|Mount Vernon, VA||July 2003|
The first woman to be first lady of the United States was Martha Washington, though that term was not used to describe a president’s wife until decades after she served. Like her husband George did two and a half years before, Lady Washington died at the Mount Vernon plantation in eastern Virginia in May 1802. Both passed away on the upper floors of the mansion, which my sister and I are standing in front of in this image from our visit in late July 2003.
Martha Washington’s body was initially laid to rest in a deteriorating vault by the Potomac River, in which the remains of her husband and other family members were kept. They were exhumed in 1831 when a new tomb was finished a short walk away, in accordance with George Washington’s last will and testament.
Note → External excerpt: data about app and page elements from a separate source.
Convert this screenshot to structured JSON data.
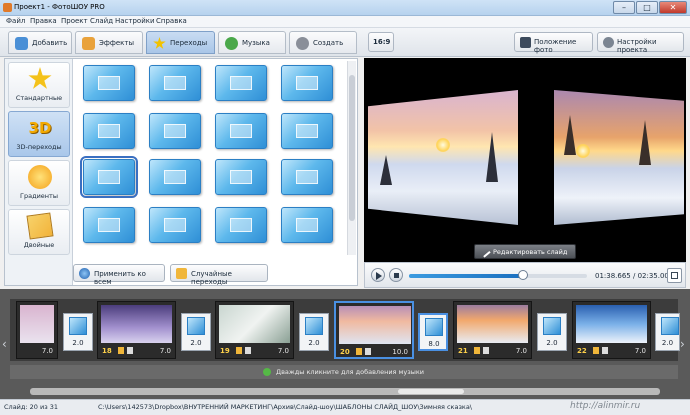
{
  "window": {
    "title": "Проект1 - ФотоШОУ PRO",
    "controls": [
      "–",
      "□",
      "✕"
    ]
  },
  "menu": [
    "Файл",
    "Правка",
    "Проект",
    "Слайд",
    "Настройки",
    "Справка"
  ],
  "tabs": [
    {
      "label": "Добавить",
      "icon": "add-photo-icon",
      "color": "#4a8fd6"
    },
    {
      "label": "Эффекты",
      "icon": "effects-icon",
      "color": "#e9a23b"
    },
    {
      "label": "Переходы",
      "icon": "transitions-star-icon",
      "color": "#f2c200",
      "active": true
    },
    {
      "label": "Музыка",
      "icon": "music-icon",
      "color": "#4aa84a"
    },
    {
      "label": "Создать",
      "icon": "create-disc-icon",
      "color": "#8a8f99"
    }
  ],
  "toolbar": {
    "aspect": "16:9",
    "photo_position": "Положение фото",
    "project_settings": "Настройки проекта"
  },
  "categories": [
    {
      "label": "Стандартные",
      "icon": "star-icon",
      "color": "#f4c21a"
    },
    {
      "label": "3D-переходы",
      "icon": "3d-icon",
      "color": "#f2a900",
      "active": true
    },
    {
      "label": "Градиенты",
      "icon": "gradient-sun-icon",
      "color": "#f4a11a"
    },
    {
      "label": "Двойные",
      "icon": "double-icon",
      "color": "#f2b33a"
    }
  ],
  "panel_buttons": {
    "apply_all": "Применить ко всем",
    "random": "Случайные переходы"
  },
  "preview": {
    "edit_slide": "Редактировать слайд"
  },
  "player": {
    "time_current": "01:38.665",
    "time_total": "02:35.000",
    "time_sep": " / ",
    "progress": 0.64
  },
  "timeline": {
    "slides": [
      {
        "num": "",
        "duration": "7.0",
        "scene": "pink"
      },
      {
        "num": "18",
        "duration": "7.0",
        "scene": "violet"
      },
      {
        "num": "19",
        "duration": "7.0",
        "scene": "bird"
      },
      {
        "num": "20",
        "duration": "10.0",
        "scene": "sunset",
        "active": true
      },
      {
        "num": "21",
        "duration": "7.0",
        "scene": "sunset2"
      },
      {
        "num": "22",
        "duration": "7.0",
        "scene": "ski"
      }
    ],
    "transitions": [
      "2.0",
      "2.0",
      "2.0",
      "8.0",
      "2.0",
      "2.0"
    ],
    "music_hint": "Дважды кликните для добавления музыки"
  },
  "status": {
    "slide": "Слайд: 20 из 31",
    "path": "C:\\Users\\142573\\Dropbox\\ВНУТРЕННИЙ МАРКЕТИНГ\\Архив\\Слайд-шоу\\ШАБЛОНЫ СЛАЙД_ШОУ\\Зимняя сказка\\"
  },
  "watermark": "http://alinmir.ru"
}
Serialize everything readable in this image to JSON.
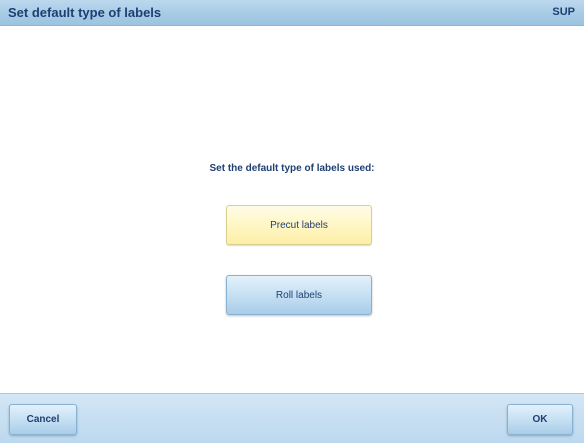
{
  "header": {
    "title": "Set default type of labels",
    "mode": "SUP"
  },
  "main": {
    "prompt": "Set the default type of labels used:",
    "options": [
      {
        "label": "Precut labels",
        "selected": true
      },
      {
        "label": "Roll labels",
        "selected": false
      }
    ]
  },
  "footer": {
    "cancel_label": "Cancel",
    "ok_label": "OK"
  },
  "colors": {
    "header_bar": "#a9cce6",
    "text": "#1f3f73",
    "selected_option": "#fff7c8",
    "button": "#c6e0f3"
  }
}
The tomb underwent a makeover in 1835 at the behest of Lawrence Lewis, the general’s nephew. Lewis requested a plan be drawn up by 28-year-old West Point graduate Robert E. Lee. Lee was a lieutenant in the Army Corps of Engineers and the husband of Mary Custis, Martha Washington’s great-granddaughter and George’s step-great-granddaughter. Historian Matthew R. Costello writes that Lee’s plan “called for thirty thousand bricks to enclose the vault, a new iron gate, and stone tablets, totaling $560.” The work was completed that year. In 1837 Philadelphia stonemason John Struthers donated marble sarcophagi for the first couple, who were then moved to the antechamber, separate from their kin in the back vault. The antechamber’s layout is not symmetrical, and Lady Washington’s sarcophagus (left) is farther from the gate. Therefore it is more challenging for visitors to see the details of the first lady’s sarcophagus than those of the president’s (right).
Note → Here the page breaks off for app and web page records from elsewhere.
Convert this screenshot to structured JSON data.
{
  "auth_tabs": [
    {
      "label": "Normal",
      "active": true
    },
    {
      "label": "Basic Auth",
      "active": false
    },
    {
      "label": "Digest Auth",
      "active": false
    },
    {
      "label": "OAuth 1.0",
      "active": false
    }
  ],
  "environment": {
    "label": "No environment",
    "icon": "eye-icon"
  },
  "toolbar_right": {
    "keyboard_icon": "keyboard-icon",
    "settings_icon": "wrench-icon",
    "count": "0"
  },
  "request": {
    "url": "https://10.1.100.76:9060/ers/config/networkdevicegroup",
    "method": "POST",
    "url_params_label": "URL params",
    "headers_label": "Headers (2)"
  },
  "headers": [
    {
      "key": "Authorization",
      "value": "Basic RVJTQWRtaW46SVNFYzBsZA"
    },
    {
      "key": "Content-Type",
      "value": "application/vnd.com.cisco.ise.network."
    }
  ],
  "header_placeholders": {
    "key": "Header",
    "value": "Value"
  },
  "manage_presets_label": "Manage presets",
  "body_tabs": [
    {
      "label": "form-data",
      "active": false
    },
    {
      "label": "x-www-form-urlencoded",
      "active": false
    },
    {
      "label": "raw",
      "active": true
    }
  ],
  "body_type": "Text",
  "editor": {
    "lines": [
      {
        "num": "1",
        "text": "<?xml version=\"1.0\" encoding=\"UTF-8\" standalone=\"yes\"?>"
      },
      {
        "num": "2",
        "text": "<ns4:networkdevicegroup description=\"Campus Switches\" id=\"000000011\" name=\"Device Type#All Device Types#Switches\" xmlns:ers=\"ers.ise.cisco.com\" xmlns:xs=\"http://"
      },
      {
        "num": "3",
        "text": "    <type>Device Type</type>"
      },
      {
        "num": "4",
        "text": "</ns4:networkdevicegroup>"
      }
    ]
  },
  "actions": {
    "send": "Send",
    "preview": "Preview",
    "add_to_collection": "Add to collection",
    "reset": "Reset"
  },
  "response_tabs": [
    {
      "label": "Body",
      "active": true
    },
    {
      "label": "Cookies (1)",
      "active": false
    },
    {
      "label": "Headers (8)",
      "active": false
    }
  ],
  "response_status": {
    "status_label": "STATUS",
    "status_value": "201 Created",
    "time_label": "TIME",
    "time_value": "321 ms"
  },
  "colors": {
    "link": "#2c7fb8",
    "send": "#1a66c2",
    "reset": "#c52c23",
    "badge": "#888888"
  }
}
Here I am, age eight, standing in front of George Washington’s sarcophagus on a hot and humid July day. Martha Washington’s sarcophagus is just out of view on the left in this image. She was the fourth U.S. first lady whose interment site I saw, following Abigail Adams, Louisa Catherine Adams, and Jacqueline Kennedy.
Born: June 2, 1731 in New Kent County, Virginia
Spouses: Daniel Parke Custis (m. 1750-1757); George Washington (m. 1759-1799)
First Lady Tenure: 1789-1797
Died: May 22, 1802 in Mount Vernon, Virginia
Cause of Death: Severe Fever
Interment: George Washington’s Mount Vernon, Mount Vernon, Virginia
"I live a very dull life hear and know nothing that passes in the town - I never goe to the publick place - indeed I think I am more like a state prisoner than anything else, there is certain bounds set for me which I must not depart from - and as I can not doe as I like I am obstinate and stay at home a great deal[.]"
- Martha Washington
October 23, 1789 in a letter to her niece Fanny Bassett Washington, describing her experience as first lady in New York, New York
When George Washington died in 1799, mourning jewelry was decades away from reaching its Victorian era (1837-1901) peak in popularity. It was not uncommon for members of the aristocratic tier of society to wear displays of remembrance in other periods, however, such as the Georgian era (1714-c. 1830). As a widow, Martha Washington wore a ring with her late husband’s profile incorporated into it. Federal Hall National Memorial, the Manhattan site where the first presidential inauguration was held, possesses the ring, pictured here. Its collection also includes portions of the first lady’s mourning dress.
Sources Consulted and Further Reading
Costello, Matthew R. The Property of the Nation: George Washington’s Tomb, Mount Vernon, and the Memory of the First President. Lawrence, KS: University Press of Kansas, 2019.
Washington, Martha. Martha Washington to Fanny Bassett Washington, October 23, 1789. Letter. From George Washington’s Mount Vernon. Accessed February 19, 2022. https://www.mountvernon.org/education/primary-sources-2/article/letter-martha-washington-to-fanny-bassett-washington-october-23-1789/.
White House. “Martha Dandridge Custis Washington.” Accessed February 19, 2022. https://www.whitehouse.gov/about-the-white-house/first-families/martha-dandridge-custis-washington/.